Because of its proximity to the Regional Landfill, this is the most likely place to locate lingering gull species in the fall. Fall 2001 brought a Lesser Black-backed Gull to this location among the more common Ring-billed Gulls. A possible 1st winter Thayer's Gull was also reported here. Although those species are unlikely to be seen with any frequency, Franklin's, Bonaparte's, and Ring-billed, and Herring Gulls abound for your identification pleasure. And don't forget this spot for vagrant White-faced Ibis (October 2001) or lurking American Bittern during either migration period. Snowy Egret has been observed in 2002, and 2004, and Tricolored Heron was observed in 2007.
Turning south on the gravel road one mile from State Highway 23 takes you through the old lakebed. As you pass through this area keep a careful eye for wanderers such as Great-tailed Grackle (April 2001) along with the species usually observed in this habitat. Dickcissel, Orchard Oriole, and Indigo Bunting nest in the trees near the lakebed, while Swamp Sparrow and Yellow-headed Blackbird nest about in the reeds. After traveling south one mile, you may want to take a walk through the upland part of this acreage.

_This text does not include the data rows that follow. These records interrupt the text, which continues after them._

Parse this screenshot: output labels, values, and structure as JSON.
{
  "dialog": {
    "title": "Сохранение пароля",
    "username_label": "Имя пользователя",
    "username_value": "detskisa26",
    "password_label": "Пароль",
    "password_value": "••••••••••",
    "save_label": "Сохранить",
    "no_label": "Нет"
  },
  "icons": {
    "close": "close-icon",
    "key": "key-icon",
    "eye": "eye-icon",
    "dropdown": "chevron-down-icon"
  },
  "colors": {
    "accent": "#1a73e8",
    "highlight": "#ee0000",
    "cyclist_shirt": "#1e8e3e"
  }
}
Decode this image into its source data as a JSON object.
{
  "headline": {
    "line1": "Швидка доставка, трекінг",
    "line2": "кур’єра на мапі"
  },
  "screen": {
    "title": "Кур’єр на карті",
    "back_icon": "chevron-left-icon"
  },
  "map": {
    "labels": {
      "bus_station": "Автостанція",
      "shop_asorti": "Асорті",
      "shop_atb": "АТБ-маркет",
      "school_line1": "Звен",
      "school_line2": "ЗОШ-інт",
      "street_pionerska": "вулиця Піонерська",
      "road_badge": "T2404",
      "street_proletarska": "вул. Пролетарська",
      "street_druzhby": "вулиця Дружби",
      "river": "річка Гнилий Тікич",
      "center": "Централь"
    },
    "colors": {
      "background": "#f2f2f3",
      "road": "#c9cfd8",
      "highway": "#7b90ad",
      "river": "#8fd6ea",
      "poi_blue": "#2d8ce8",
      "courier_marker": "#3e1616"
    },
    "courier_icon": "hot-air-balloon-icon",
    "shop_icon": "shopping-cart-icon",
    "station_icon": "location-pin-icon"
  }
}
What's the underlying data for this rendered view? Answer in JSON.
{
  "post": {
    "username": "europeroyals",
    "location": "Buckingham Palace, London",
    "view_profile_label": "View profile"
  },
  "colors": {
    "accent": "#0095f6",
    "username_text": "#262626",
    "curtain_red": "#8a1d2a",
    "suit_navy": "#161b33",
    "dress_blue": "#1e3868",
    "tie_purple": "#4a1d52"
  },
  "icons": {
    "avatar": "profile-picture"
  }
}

Either turn East or West (or both) to find a suitable location to park before starting your walk through the upland area. Big Blustem and Indian grasses are plentiful, and the walk along the rolling hill may spook up a migrating Short-eared Owl, or one of the local Gray Partridge. In fall this seems a possible spot to search for a Smith's Longspur, and always be on the look-up for a wayward Ferruginous Hawk. American Tree, Harris', and White-throated Sparrows will like the food supply and cover on the cold autumn mornings while the summer heat will keep the Sedge Wren, Grasshopper Sparrow, and Horned Lark close to shade. When do Yellow Rails migrate through the area in the fall? A walk through the lower part of the upland grasses near the wetland may give you an answer.
Written by Roger Schroeder